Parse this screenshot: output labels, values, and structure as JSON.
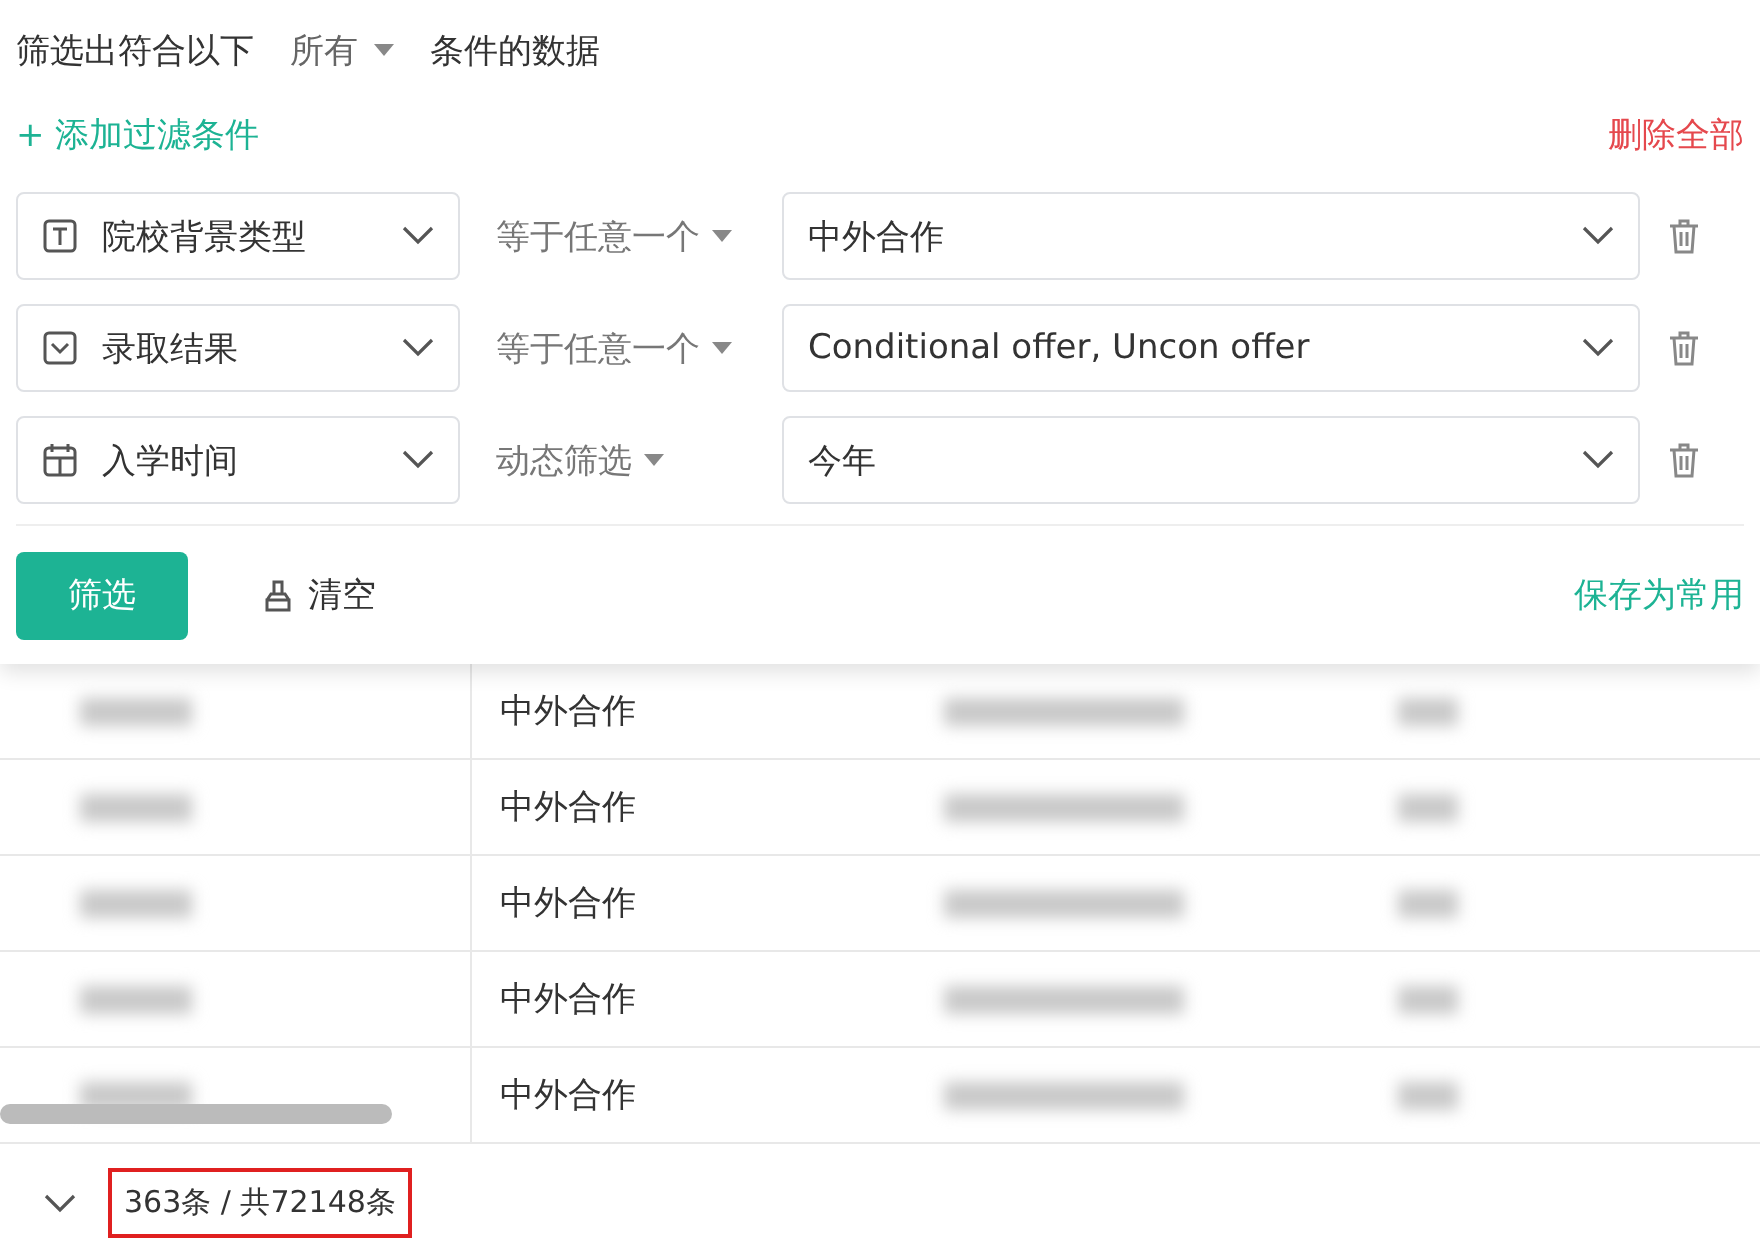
{
  "filter_panel": {
    "heading_before": "筛选出符合以下",
    "match_mode": "所有",
    "heading_after": "条件的数据",
    "add_condition": "+ 添加过滤条件",
    "delete_all": "删除全部",
    "conditions": [
      {
        "field": "院校背景类型",
        "kind": "text",
        "operator": "等于任意一个",
        "value": "中外合作"
      },
      {
        "field": "录取结果",
        "kind": "select",
        "operator": "等于任意一个",
        "value": "Conditional offer, Uncon offer"
      },
      {
        "field": "入学时间",
        "kind": "date",
        "operator": "动态筛选",
        "value": "今年"
      }
    ],
    "filter_button": "筛选",
    "clear_button": "清空",
    "save_button": "保存为常用"
  },
  "table": {
    "rows": [
      {
        "column_2": "中外合作"
      },
      {
        "column_2": "中外合作"
      },
      {
        "column_2": "中外合作"
      },
      {
        "column_2": "中外合作"
      },
      {
        "column_2": "中外合作"
      }
    ]
  },
  "footer": {
    "count": "363条 / 共72148条",
    "highlighted": true
  }
}
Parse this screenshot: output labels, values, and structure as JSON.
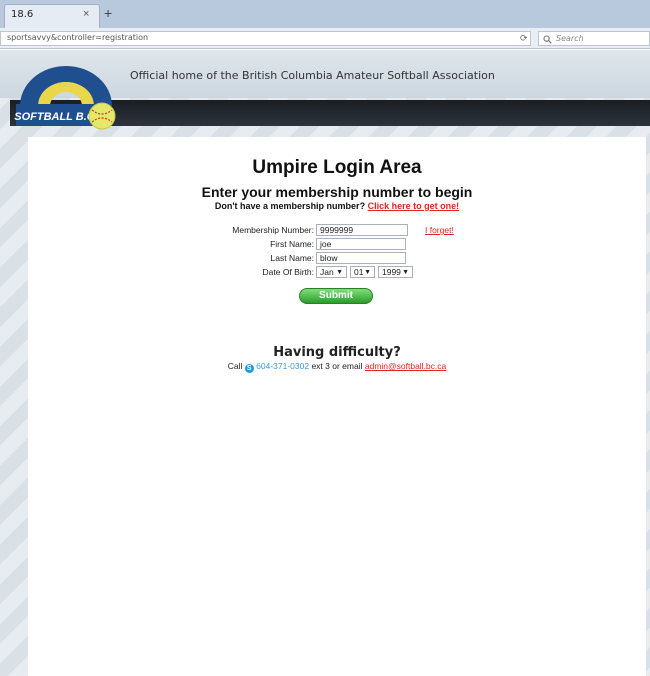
{
  "browser": {
    "tab_title": "18.6",
    "tab_close": "×",
    "new_tab": "+",
    "url": "sportsavvy&controller=registration",
    "reload_icon": "⟳",
    "search_placeholder": "Search"
  },
  "site": {
    "tagline": "Official home of the British Columbia Amateur Softball Association",
    "logo_text": "SOFTBALL B.C."
  },
  "main": {
    "title": "Umpire Login Area",
    "subtitle": "Enter your membership number to begin",
    "prompt": "Don't have a membership number?",
    "register_link": "Click here to get one!",
    "form": {
      "membership_label": "Membership Number:",
      "membership_value": "9999999",
      "forgot_link": "I forget!",
      "first_name_label": "First Name:",
      "first_name_value": "joe",
      "last_name_label": "Last Name:",
      "last_name_value": "blow",
      "dob_label": "Date Of Birth:",
      "dob_month": "Jan",
      "dob_day": "01",
      "dob_year": "1999",
      "submit_label": "Submit"
    },
    "help": {
      "heading": "Having difficulty?",
      "call_text": "Call",
      "phone": "604-371-0302",
      "ext_text": "ext 3 or email",
      "email": "admin@softball.bc.ca"
    }
  },
  "colors": {
    "link_red": "#e52323",
    "submit_green": "#2e9b2a",
    "phone_blue": "#3c9bd8"
  }
}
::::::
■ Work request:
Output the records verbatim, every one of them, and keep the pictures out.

■ Exercise solution:
Parse this screenshot: output labels, values, and structure as JSON.
{
  "filter_panel": {
    "heading_before": "筛选出符合以下",
    "match_mode": "所有",
    "heading_after": "条件的数据",
    "add_condition": "+ 添加过滤条件",
    "delete_all": "删除全部",
    "conditions": [
      {
        "field": "院校背景类型",
        "kind": "text",
        "operator": "等于任意一个",
        "value": "中外合作"
      },
      {
        "field": "录取结果",
        "kind": "select",
        "operator": "等于任意一个",
        "value": "Conditional offer, Uncon offer"
      },
      {
        "field": "入学时间",
        "kind": "date",
        "operator": "动态筛选",
        "value": "今年"
      }
    ],
    "filter_button": "筛选",
    "clear_button": "清空",
    "save_button": "保存为常用"
  },
  "table": {
    "rows": [
      {
        "column_2": "中外合作"
      },
      {
        "column_2": "中外合作"
      },
      {
        "column_2": "中外合作"
      },
      {
        "column_2": "中外合作"
      },
      {
        "column_2": "中外合作"
      }
    ]
  },
  "footer": {
    "count": "363条 / 共72148条",
    "highlighted": true
  }
}
Parse this screenshot: output labels, values, and structure as JSON.
{
  "browser": {
    "tab_title": "18.6",
    "tab_close": "×",
    "new_tab": "+",
    "url": "sportsavvy&controller=registration",
    "reload_icon": "⟳",
    "search_placeholder": "Search"
  },
  "site": {
    "tagline": "Official home of the British Columbia Amateur Softball Association",
    "logo_text": "SOFTBALL B.C."
  },
  "main": {
    "title": "Umpire Login Area",
    "subtitle": "Enter your membership number to begin",
    "prompt": "Don't have a membership number?",
    "register_link": "Click here to get one!",
    "form": {
      "membership_label": "Membership Number:",
      "membership_value": "9999999",
      "forgot_link": "I forget!",
      "first_name_label": "First Name:",
      "first_name_value": "joe",
      "last_name_label": "Last Name:",
      "last_name_value": "blow",
      "dob_label": "Date Of Birth:",
      "dob_month": "Jan",
      "dob_day": "01",
      "dob_year": "1999",
      "submit_label": "Submit"
    },
    "help": {
      "heading": "Having difficulty?",
      "call_text": "Call",
      "phone": "604-371-0302",
      "ext_text": "ext 3 or email",
      "email": "admin@softball.bc.ca"
    }
  },
  "colors": {
    "link_red": "#e52323",
    "submit_green": "#2e9b2a",
    "phone_blue": "#3c9bd8"
  }
}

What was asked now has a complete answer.